Component data from apps and pages
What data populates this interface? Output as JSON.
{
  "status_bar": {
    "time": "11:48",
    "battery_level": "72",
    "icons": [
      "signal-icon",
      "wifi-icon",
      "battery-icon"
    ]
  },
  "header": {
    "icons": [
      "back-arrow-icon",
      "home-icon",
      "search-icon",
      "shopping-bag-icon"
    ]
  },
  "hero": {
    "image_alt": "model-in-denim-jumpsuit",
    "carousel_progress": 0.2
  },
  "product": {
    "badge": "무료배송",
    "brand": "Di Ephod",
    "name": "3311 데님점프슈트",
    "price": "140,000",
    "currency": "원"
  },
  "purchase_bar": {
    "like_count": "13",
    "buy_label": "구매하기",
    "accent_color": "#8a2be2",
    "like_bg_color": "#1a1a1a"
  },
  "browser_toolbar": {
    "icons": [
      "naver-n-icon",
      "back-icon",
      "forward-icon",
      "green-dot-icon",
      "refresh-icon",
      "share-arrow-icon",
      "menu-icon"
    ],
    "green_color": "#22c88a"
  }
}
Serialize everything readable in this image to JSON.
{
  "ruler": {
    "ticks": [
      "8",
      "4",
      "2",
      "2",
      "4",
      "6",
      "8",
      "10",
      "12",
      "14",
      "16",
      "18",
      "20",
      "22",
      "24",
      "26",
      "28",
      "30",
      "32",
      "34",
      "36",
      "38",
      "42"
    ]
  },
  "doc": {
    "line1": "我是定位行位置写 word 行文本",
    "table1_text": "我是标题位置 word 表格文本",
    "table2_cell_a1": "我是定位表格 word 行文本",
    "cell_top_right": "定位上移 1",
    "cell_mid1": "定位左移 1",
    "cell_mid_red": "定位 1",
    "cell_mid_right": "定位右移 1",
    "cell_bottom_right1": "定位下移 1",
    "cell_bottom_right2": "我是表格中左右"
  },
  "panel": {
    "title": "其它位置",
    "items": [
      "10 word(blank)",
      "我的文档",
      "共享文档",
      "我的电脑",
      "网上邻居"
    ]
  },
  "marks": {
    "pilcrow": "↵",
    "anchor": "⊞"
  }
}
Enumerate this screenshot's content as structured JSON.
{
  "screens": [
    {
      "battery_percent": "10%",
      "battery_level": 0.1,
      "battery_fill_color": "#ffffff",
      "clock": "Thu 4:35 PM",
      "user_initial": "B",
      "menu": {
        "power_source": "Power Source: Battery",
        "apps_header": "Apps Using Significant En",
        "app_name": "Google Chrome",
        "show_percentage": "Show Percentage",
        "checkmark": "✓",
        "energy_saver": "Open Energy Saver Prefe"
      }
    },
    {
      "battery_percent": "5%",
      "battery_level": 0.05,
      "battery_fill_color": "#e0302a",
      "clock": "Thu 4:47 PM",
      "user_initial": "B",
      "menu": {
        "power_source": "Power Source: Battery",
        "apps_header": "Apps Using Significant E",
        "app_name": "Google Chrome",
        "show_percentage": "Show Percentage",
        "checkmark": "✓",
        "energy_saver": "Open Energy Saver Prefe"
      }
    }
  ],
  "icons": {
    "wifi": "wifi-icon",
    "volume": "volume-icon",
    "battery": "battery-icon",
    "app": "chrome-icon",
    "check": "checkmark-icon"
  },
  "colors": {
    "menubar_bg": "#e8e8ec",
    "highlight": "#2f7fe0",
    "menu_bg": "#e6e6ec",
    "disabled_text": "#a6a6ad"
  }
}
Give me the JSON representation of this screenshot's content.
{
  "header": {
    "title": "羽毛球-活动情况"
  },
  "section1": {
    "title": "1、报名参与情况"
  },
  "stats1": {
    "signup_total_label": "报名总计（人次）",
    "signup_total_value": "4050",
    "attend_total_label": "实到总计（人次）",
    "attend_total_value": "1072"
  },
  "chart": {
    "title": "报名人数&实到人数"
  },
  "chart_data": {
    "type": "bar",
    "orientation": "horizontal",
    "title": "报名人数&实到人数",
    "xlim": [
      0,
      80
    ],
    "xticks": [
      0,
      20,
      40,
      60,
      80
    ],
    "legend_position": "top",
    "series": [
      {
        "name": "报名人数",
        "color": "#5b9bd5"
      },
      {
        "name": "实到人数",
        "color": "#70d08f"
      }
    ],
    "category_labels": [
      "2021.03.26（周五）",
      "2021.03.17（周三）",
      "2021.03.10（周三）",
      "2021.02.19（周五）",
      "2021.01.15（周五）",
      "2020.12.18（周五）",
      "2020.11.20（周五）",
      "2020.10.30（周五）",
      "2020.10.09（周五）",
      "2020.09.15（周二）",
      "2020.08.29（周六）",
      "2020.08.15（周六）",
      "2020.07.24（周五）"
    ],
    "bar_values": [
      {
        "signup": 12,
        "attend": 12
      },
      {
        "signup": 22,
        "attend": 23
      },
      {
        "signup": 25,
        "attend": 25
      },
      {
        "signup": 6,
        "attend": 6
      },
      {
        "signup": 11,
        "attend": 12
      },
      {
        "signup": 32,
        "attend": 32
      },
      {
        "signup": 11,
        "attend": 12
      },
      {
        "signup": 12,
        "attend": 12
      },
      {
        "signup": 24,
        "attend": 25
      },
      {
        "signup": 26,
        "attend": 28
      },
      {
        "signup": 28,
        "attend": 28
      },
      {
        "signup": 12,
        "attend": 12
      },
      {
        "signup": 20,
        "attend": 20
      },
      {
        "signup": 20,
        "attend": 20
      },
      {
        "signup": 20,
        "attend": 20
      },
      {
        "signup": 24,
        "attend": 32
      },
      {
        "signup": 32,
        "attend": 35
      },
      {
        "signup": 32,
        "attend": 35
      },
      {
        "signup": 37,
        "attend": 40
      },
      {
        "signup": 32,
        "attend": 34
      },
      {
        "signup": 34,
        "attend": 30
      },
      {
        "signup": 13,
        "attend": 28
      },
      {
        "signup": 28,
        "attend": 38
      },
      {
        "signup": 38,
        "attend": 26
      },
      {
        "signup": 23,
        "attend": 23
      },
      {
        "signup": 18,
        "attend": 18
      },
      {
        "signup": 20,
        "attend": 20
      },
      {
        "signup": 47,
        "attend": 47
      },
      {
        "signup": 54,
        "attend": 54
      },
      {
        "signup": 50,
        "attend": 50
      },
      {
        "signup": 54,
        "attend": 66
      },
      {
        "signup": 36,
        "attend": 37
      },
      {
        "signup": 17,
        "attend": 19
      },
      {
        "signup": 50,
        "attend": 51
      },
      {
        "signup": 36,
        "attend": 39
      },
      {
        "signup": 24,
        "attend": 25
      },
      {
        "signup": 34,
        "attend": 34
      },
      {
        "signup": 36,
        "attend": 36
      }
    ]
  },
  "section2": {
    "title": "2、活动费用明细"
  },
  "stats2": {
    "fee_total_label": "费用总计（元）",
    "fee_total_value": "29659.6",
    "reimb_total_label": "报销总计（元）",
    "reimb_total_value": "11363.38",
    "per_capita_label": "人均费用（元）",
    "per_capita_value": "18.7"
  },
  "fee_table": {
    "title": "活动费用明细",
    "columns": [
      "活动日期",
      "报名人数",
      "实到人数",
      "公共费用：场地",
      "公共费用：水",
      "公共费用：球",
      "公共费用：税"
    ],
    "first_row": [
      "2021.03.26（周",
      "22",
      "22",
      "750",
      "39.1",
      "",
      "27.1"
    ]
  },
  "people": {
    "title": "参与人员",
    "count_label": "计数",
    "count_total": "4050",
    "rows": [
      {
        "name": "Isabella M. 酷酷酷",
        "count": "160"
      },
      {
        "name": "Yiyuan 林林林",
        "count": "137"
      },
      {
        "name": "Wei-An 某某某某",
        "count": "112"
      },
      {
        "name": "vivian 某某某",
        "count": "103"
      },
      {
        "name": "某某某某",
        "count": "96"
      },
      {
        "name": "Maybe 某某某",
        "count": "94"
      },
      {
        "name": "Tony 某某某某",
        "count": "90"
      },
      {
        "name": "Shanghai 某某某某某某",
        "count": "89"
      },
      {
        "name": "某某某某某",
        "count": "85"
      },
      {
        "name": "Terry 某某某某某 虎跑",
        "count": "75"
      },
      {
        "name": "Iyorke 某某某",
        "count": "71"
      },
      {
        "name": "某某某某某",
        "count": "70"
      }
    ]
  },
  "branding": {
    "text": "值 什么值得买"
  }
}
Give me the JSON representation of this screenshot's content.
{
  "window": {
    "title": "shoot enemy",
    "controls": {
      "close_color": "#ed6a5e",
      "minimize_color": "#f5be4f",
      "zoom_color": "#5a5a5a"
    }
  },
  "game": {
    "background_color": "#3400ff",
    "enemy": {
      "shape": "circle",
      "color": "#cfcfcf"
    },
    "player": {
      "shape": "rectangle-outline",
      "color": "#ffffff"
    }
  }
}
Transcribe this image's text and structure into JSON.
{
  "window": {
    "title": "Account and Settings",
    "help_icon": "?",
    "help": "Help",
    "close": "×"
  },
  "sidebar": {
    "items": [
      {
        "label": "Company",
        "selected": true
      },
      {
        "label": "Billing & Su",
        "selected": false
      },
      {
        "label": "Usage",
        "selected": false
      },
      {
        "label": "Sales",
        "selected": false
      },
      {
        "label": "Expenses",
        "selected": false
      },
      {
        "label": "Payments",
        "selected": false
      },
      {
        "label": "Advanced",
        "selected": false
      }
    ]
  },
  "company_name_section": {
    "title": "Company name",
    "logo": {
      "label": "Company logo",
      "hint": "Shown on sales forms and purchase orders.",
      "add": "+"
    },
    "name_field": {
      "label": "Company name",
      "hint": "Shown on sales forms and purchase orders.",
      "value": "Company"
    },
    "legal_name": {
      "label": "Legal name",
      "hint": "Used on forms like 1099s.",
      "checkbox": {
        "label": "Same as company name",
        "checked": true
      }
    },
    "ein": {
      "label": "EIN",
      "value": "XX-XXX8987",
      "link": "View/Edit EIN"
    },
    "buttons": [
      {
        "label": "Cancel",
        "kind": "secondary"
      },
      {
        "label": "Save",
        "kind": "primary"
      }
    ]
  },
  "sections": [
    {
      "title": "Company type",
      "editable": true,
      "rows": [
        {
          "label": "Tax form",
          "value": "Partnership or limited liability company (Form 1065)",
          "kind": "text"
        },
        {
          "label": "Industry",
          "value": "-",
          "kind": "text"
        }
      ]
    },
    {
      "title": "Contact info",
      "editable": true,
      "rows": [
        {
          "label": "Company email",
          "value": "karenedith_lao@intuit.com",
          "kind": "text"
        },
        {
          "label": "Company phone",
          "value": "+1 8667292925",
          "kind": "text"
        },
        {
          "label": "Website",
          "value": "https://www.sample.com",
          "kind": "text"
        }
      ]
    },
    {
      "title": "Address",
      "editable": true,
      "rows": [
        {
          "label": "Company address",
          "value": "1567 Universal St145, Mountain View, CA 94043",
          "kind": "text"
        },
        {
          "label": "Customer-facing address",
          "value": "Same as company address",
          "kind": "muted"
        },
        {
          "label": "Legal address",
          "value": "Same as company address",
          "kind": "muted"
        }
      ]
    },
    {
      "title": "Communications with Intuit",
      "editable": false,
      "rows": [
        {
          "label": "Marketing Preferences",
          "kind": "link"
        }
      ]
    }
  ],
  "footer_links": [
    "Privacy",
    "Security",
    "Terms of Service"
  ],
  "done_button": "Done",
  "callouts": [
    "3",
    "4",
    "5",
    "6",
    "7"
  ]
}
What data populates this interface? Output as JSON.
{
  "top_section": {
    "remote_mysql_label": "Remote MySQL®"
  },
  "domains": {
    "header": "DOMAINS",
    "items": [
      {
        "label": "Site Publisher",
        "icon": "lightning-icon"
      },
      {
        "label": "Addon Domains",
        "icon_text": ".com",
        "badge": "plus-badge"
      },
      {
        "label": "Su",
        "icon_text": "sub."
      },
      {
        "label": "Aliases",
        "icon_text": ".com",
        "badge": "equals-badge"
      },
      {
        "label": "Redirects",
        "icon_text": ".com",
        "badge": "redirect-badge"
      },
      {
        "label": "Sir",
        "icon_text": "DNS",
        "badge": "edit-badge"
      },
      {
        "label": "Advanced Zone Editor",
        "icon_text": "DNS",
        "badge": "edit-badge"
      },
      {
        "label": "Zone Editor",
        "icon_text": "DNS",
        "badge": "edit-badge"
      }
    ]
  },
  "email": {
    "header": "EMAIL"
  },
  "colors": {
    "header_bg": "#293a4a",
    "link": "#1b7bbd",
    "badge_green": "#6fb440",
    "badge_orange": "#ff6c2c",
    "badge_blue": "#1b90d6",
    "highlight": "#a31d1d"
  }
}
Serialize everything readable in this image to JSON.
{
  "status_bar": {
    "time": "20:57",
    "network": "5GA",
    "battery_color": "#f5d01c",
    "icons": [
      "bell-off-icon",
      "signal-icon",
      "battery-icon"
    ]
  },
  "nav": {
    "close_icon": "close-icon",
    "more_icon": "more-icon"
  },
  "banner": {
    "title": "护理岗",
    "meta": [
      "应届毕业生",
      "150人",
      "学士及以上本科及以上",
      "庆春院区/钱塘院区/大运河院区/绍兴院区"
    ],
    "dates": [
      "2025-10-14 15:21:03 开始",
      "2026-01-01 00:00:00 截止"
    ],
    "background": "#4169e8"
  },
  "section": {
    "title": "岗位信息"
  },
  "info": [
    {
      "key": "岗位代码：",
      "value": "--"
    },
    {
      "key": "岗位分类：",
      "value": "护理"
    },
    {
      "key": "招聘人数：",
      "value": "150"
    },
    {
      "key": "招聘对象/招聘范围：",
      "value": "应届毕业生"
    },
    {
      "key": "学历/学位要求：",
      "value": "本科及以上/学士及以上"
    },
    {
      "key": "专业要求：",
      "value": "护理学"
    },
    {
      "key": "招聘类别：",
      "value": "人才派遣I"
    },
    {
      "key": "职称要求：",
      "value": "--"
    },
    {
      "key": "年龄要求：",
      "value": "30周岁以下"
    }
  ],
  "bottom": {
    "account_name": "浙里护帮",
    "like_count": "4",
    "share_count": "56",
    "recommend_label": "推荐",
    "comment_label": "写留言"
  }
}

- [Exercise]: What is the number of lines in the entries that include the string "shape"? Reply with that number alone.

- [Solved exercise]: 2